South of Butte was my next, highly anticipated stop: Chico Hot Springs Resort & Day Spa, in Pray, MT. This lovely (and reasonably priced) hotel is on the road to Yellowstone National Park. Its main lodge opened in 1900 to accommodate those taking advantage of a pair of pools fed by natural, mineral-rich hot springs. In addition to taking a curative soak (or two), you can get a massage or go horseback riding or hiking—all amid gorgeous mountain views.
No Fish Cleaning!
After one last hot-springs dip, I set off on a day’s drive through Wyoming. Good thing I had allocated plenty of time to motor through Yellowstone—America’s first national park. Chilly, hazy weather led to sluggish traffic and road closures. The latter included the park’s South Entrance, which meant skipping a visit to Old Faithful. The drive through the East Entrance, however, led me past geysers, waterfalls, peaks, the Sulphur Cauldron (stinky!), Yellowstone Lake, and lots of roaming bison.
Given the timing of things, I decided to bypass Devils Tower. Instead, as the plains skies cleared, TripMaker and my Rand McNally GPS steered me through Cody, Thermopolis, and into Shoshoni, where I laid my head down at the very modest Desert Inn. Among its humble charms were a classic neon MOTEL sign and some truly unique house rules taped to the door, including: “Absolutely no fish cleaning in rooms!”
Magic City of the Plains
Cheyenne was just a few hours south on I-25. Today, Wyoming’s capital is low-key, with just 61,000 residents. But it once competed with Denver as the region’s economic hub, thanks partly to being a key Union Pacific Railroad outpost. You can learn all about this aspect of history in downtown’s Cheyenne Depot Museum. There’s also an hour-long trolley tour covering local lore (including haunted spots), Native-American legacies, and Wild West legends like Calamity Jane and Wild Bill Hickok. This heritage is also celebrated every July during an event I happened to find listed in the Festivals category of Things to Do: Cheyenne Frontier Days features rodeos, live music by entertainers big and small, local-art shows, and chuck-wagon cook-offs.
I had booked a room at Nagel-Warren Mansion Bed & Breakfast, itself a piece of Cheyenne history. Built (circa 1888) in the heart of Cattle Baron’s Row by local millionaire Erasmus Nagle, the mansion stands today as one of the city’s most beautiful structures. Kudos go to the dedication of owner Jim Osterfoss—a former chef, who restored and converted the mansion in 1997.
Back On Down to Denver
Hard as it was to leave Cheyenne, I still had one last capital city to see and several other stops to make—some planned, some not. Without TripMaker, for instance, I never would have found the Quirky & Oddball Swetsville Zoo, in Fort Collins, CO. This zany attraction (for me, a trip highlight), was built by a former farmer and is filled with animal sculptures made of car parts, farm machinery, and other bits of scrap metal.

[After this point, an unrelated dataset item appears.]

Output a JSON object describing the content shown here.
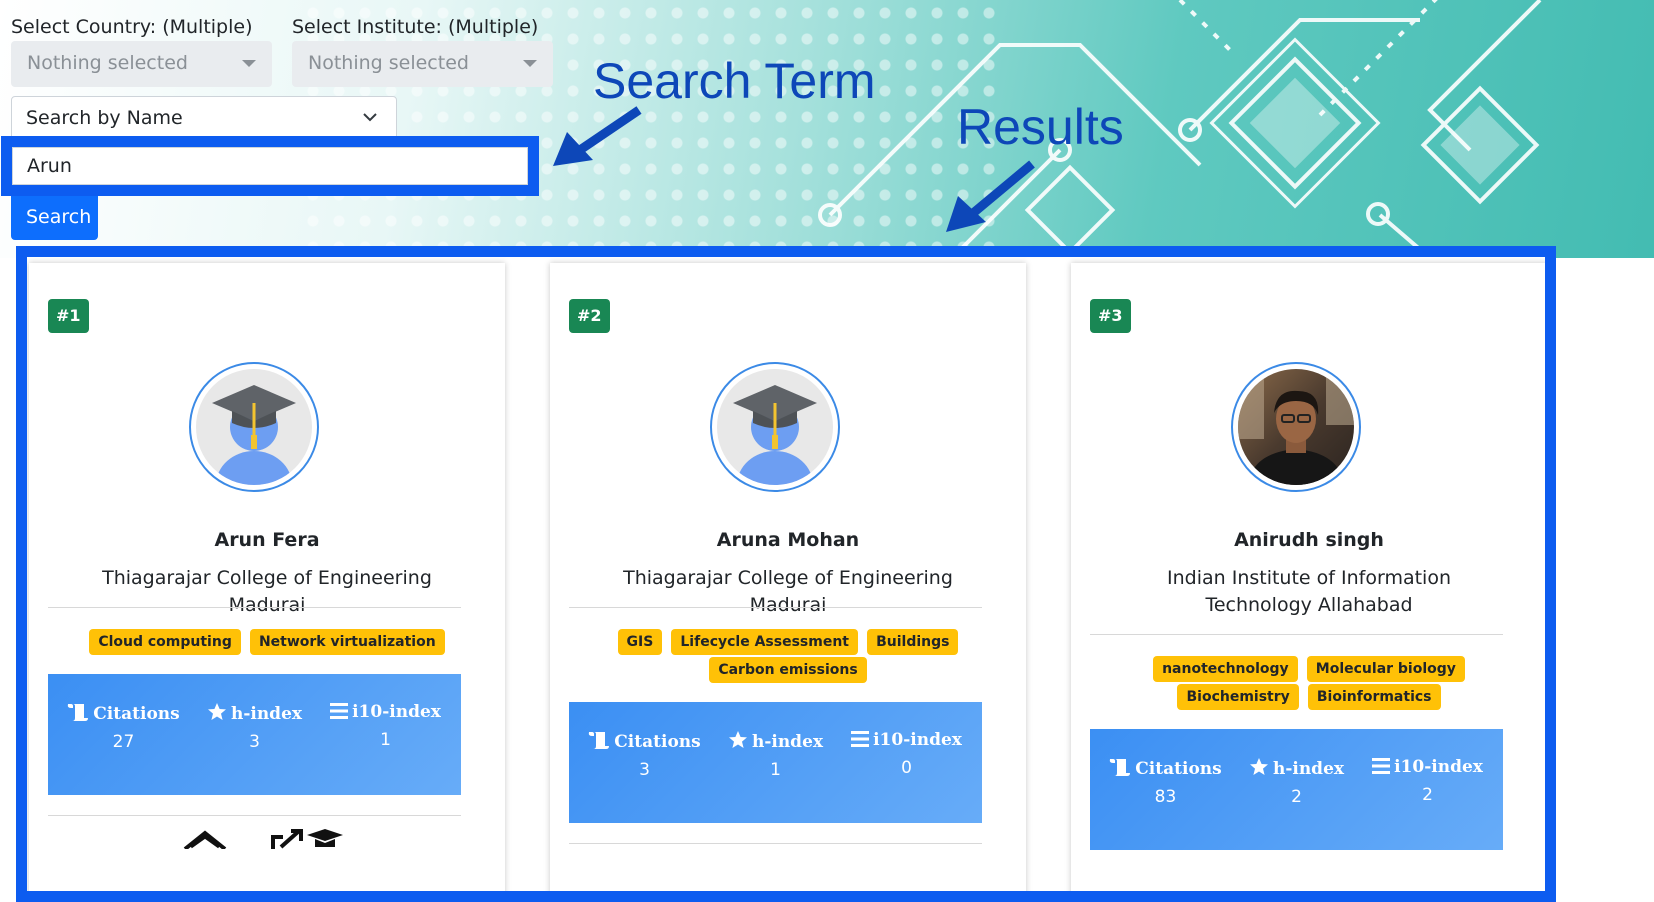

What a weird, rusty, and wonderful sight!
In Loveland, my TripMaker drive-bys included the Red Man carving, artist Peter Toth’s 37-foot-tall wooden sculpture. It’s one of 74 such carvings of Native Americans across the nation in his “Trail of Whispering Giants” series. At long last, I cruised into Denver, where I’d begun my trip 19 days prior, and checked into the Capitol Hill Mansion Bed & Breakfast. Owner and rodeo-man Carl Schmidt II welcomed me into his marvelously restored Victorian inn. I left my car parked at the B&B and walked to a couple other great TripMaker suggestions: Colorado’s gilt-domed capitol and the Golden Triangle Museum District, anchored by the gleaming, angular, Denver Art Museum.
TripMaker Brings It All Home
And there, in the Mile High City, my three-week journey, ended. I had driven roughly 3,700 miles, arriving at the Grand Canyon in time for my 40th birthday, taking in my targeted eight states, and following reliable driving directions to many of the must-see destinations in my original road trip itinerary. TripMaker helped make the journey just a bit more special and unique, with suggestions for stops that I wouldn’t necessarily have found on my own. Exporting my trip to a Rand McNally GPS helped keep me on track or take detours when necessary. TripMaker really did help me to plan and take the great (and milestone-marking) American road trip! It’s your turn now.